Suspicious links in emails, social media and apps have been pointed to the recent sudden increase in cases of account takeovers among mobile wallet users.
However, the investigation shows that the most common way in which phishing links are sent is through SMS text messages, or so-called “SMShing”.
Armed with the information they gathered from the fraudsters who were first arrested, the Philippine National Police Anti-Cybercrime Group (PNP-ACG) and GCash, from their joint investigation, provided some tips to help consumers spot the ways used by scammers, fraudsters, and other cybercriminals.

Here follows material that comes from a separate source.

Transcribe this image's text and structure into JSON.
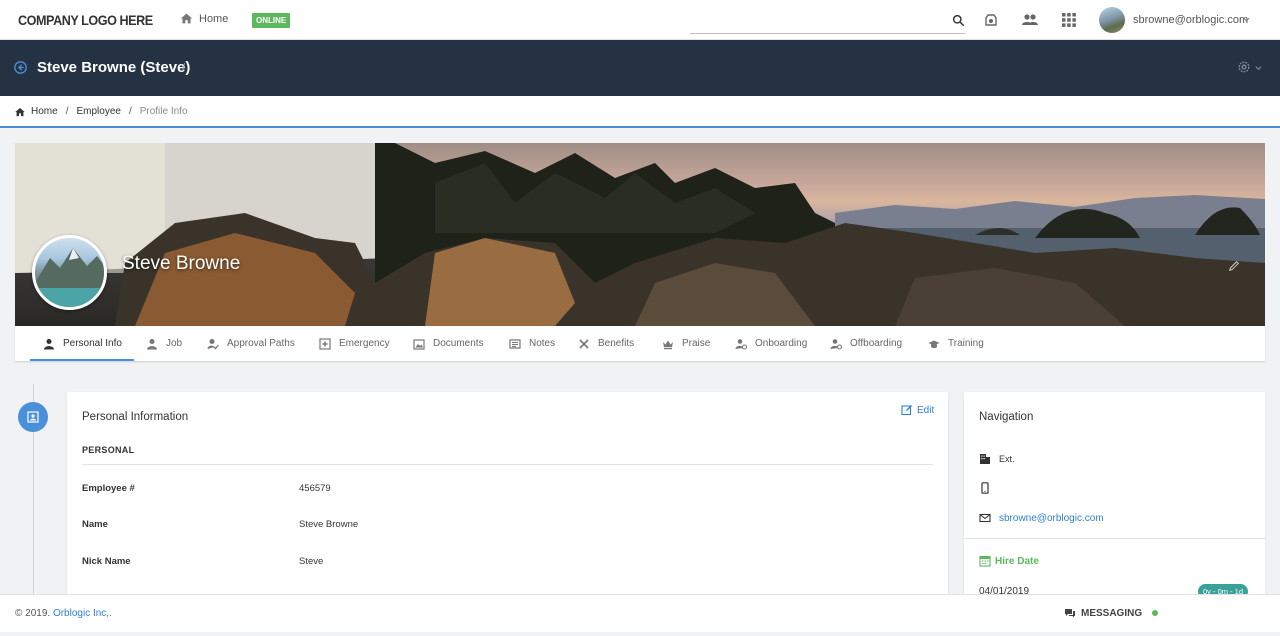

“SMS or texting is one, if not the most, common method scammers use to send malicious links because this can be done without revealing the identity of the scammer since cell numbers can be tricky to track. The possibility of getting victims to tap on these links are very high, especially with consumers who are not tech-savvy, and are just curious,” explained AJ Sibal, head of fraud operations of GCash.
Meanwhile, PNP-ACG spokesperson P/Capt Michelle Sabino gave some tips for consumers to protect themselves against this modus operandi:
Tip #1. Ignore unknown numbers and email addresses. If the number is not in your contact list or the email address is suspicious, do not answer or reply to it.
Public given tips against ‘SMShing’
Tip #2. Most spam text messages offer ways to get rich quickly and are often “too good to be true,” such as job offers that pay too much.
They often demand expensive training fees in exchange for accepting the job and tell the victim to click on a link, which causes their mobile wallet accounts to be hacked.
Tip #3. Avoid clicking on suspicious links. Those ending in .com, .ph, .gov, and .edu are often legitimate and official websites of organizations. If you see unfamiliar websites, don’t click on them because scammers might use them to get personal or private information.
Tip #4. Get into the habit of taking screenshots of suspicious text messages and online transactions for easier filing of complaints at the nearest precinct.
“The public can reach out to the PNP-ACG through its hotlines at (02) 8414-1560 or 0998-598-8116 or via email at firstname.lastname@example.org. We encourage everyone to report incidents of scams, fraud, and cybercrime,” added Sabino.